Glastonbury festival

That is a decent amount.Off-site, it grosses another £ 26,470.23. That is truly the figure that is relevant for the town of Glastonbury. If the festival grosses a lot on-site, it might not cover the costs of the festival and be a net loss. But presumably, established businesses in the town make money per each new customer. Further, even if the festival made money on site, it would still not be helpful to the town per se but instead helpful to only a few people within it unless it led to people visiting off-site businesses and services. The point of the festival from the perspective of the town is to generate immediate revenue in terms of tourism then deferred revenue in terms of interest and later visits.What are the profits? Estimated spending by Glastonbury Festivals associated with staging the 2007 festival was £21.2million (over the period November 2006 to October 2007) (Mendip, 2008). Subtracting the 21.2 million from the 52 million gross still leaves 30 million pounds made in one year. This is a tremendous amount of money for a town, for charity, and for businesses.The statistical breakdown for the attendance is also promising to indicate the benefit for tourism and exposure of Glastonbury culture. The visitor profile is more than three-quarters other regions, some of which will be out of England or the United Kingdoms. This means that the majority of the festival-goers are unlikely to regularly come to Glastonbury barring the festival. The rest come from all over England, Wales, Scotland and Ireland. Only twenty three percent come from the Southwest England area that Glastonbury is in.However, the statistics indicate that almost no one comes from abroad. This is a major problem.

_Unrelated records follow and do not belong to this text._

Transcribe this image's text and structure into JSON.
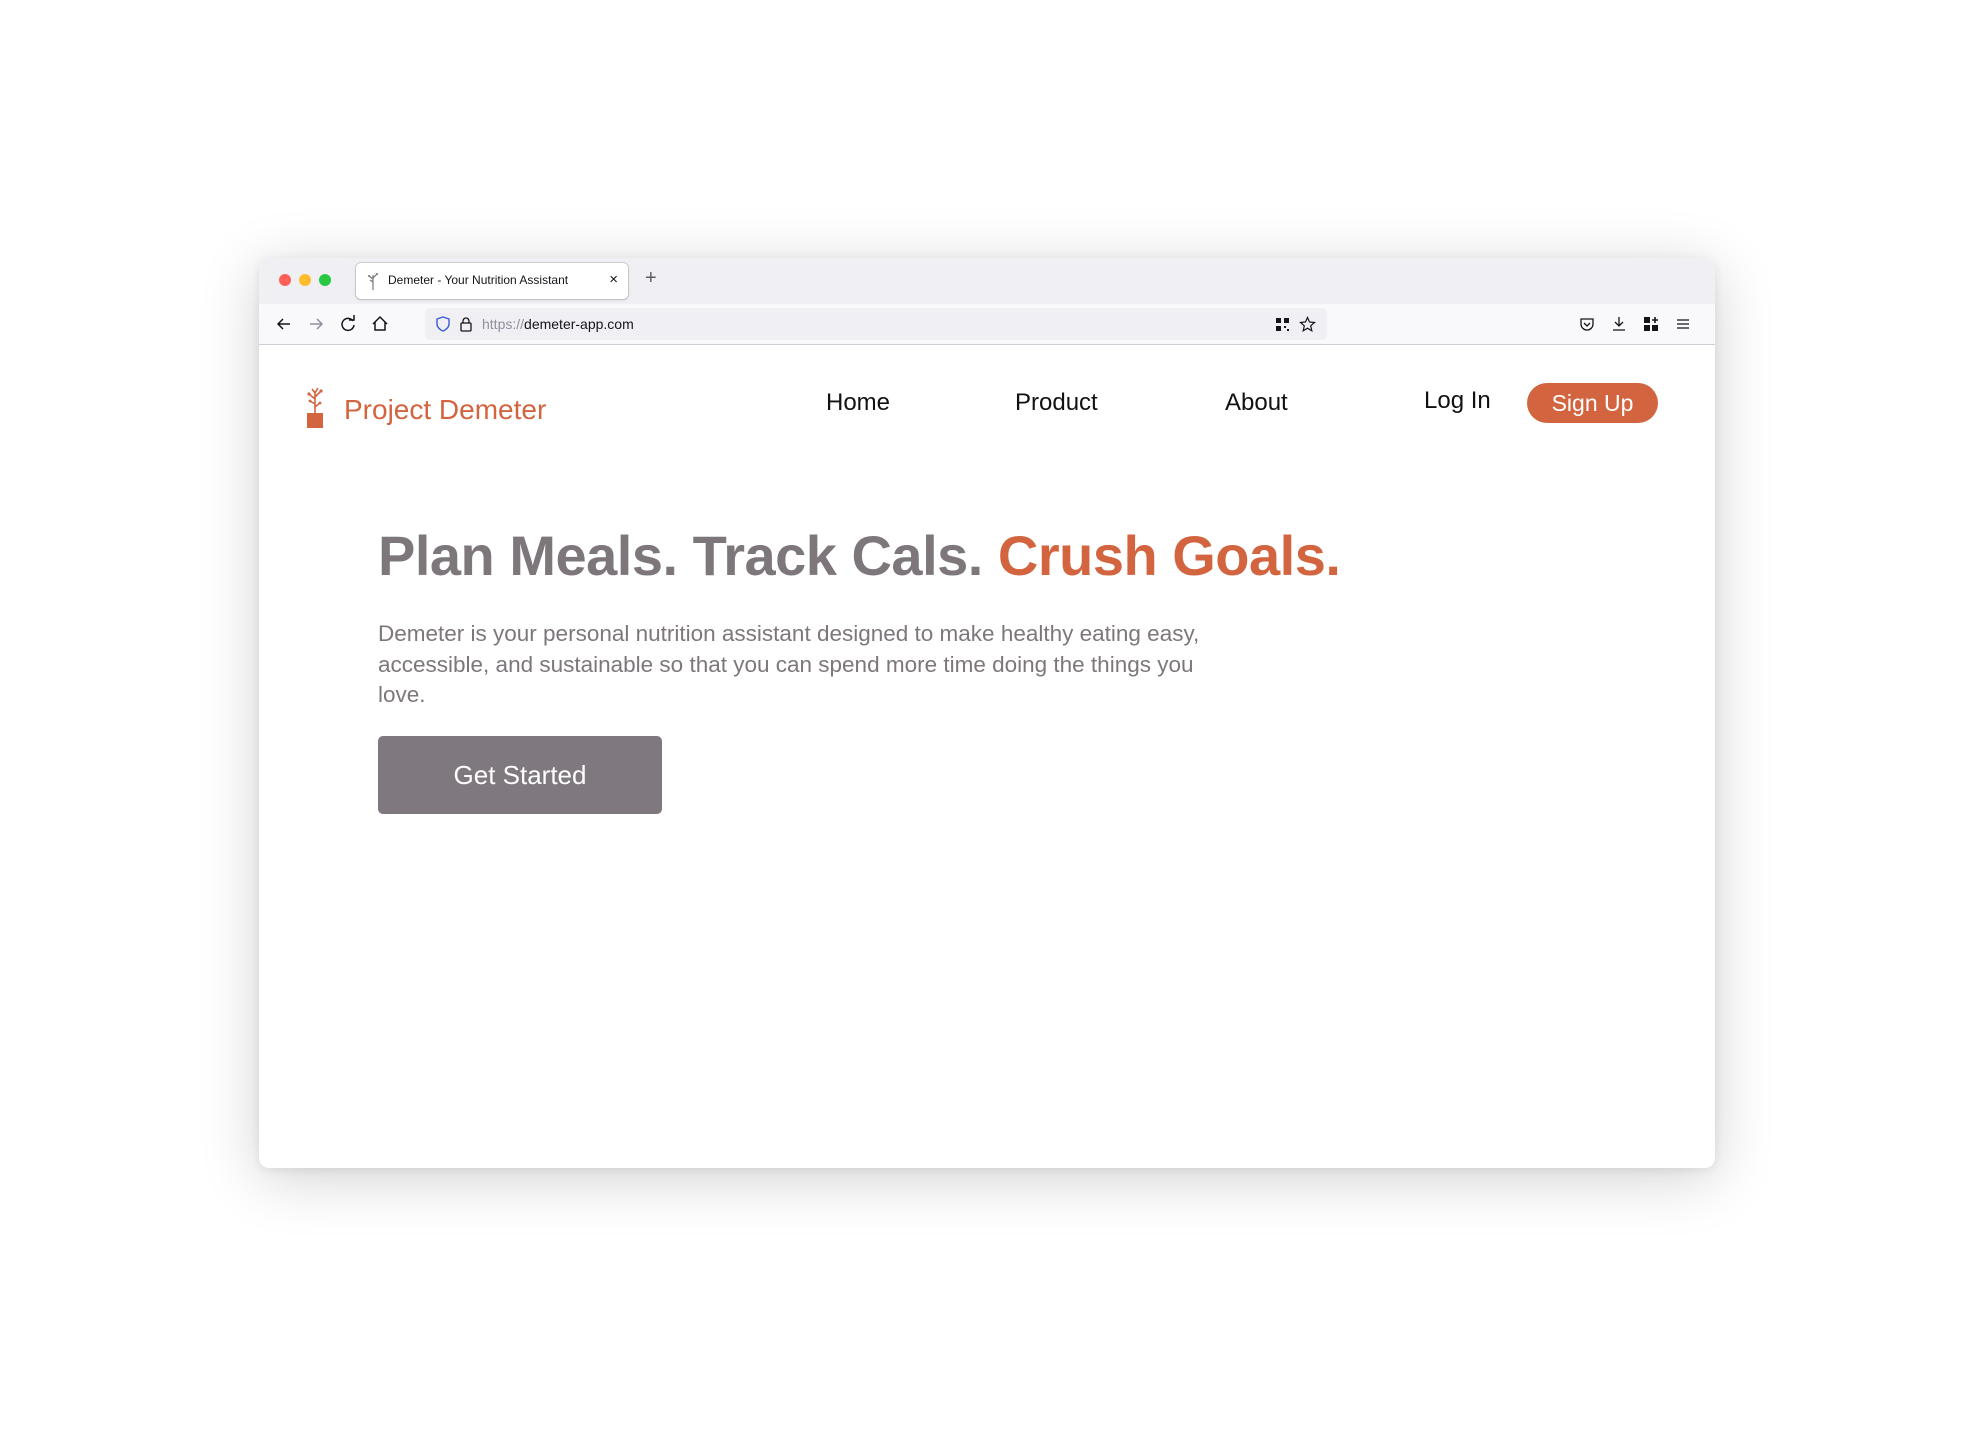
{
  "browser": {
    "tab": {
      "title": "Demeter - Your Nutrition Assistant",
      "close_label": "×"
    },
    "new_tab_label": "+",
    "url": {
      "scheme": "https://",
      "host": "demeter-app.com"
    },
    "icons": [
      "back-icon",
      "forward-icon",
      "reload-icon",
      "home-icon",
      "shield-icon",
      "lock-icon",
      "qr-icon",
      "bookmark-star-icon",
      "pocket-icon",
      "download-icon",
      "extensions-icon",
      "menu-icon"
    ]
  },
  "site": {
    "brand": {
      "name": "Project Demeter",
      "color": "#d2653f"
    },
    "nav": {
      "home": "Home",
      "product": "Product",
      "about": "About"
    },
    "auth": {
      "login": "Log In",
      "signup": "Sign Up"
    },
    "hero": {
      "title_main": "Plan Meals. Track Cals. ",
      "title_accent": "Crush Goals.",
      "body": "Demeter is your personal nutrition assistant designed to make healthy eating easy, accessible, and sustainable so that you can spend more time doing the things you love.",
      "cta": "Get Started"
    },
    "colors": {
      "accent": "#d2653f",
      "muted": "#7d777c",
      "button": "#7f787e"
    }
  }
}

Glastonbury needs to make sure that it promotes internationally if it seeks to keep attendance and revenue growing.Recent events have guaranteed profit for the festival. The future of Glastonbury festival was secured for five years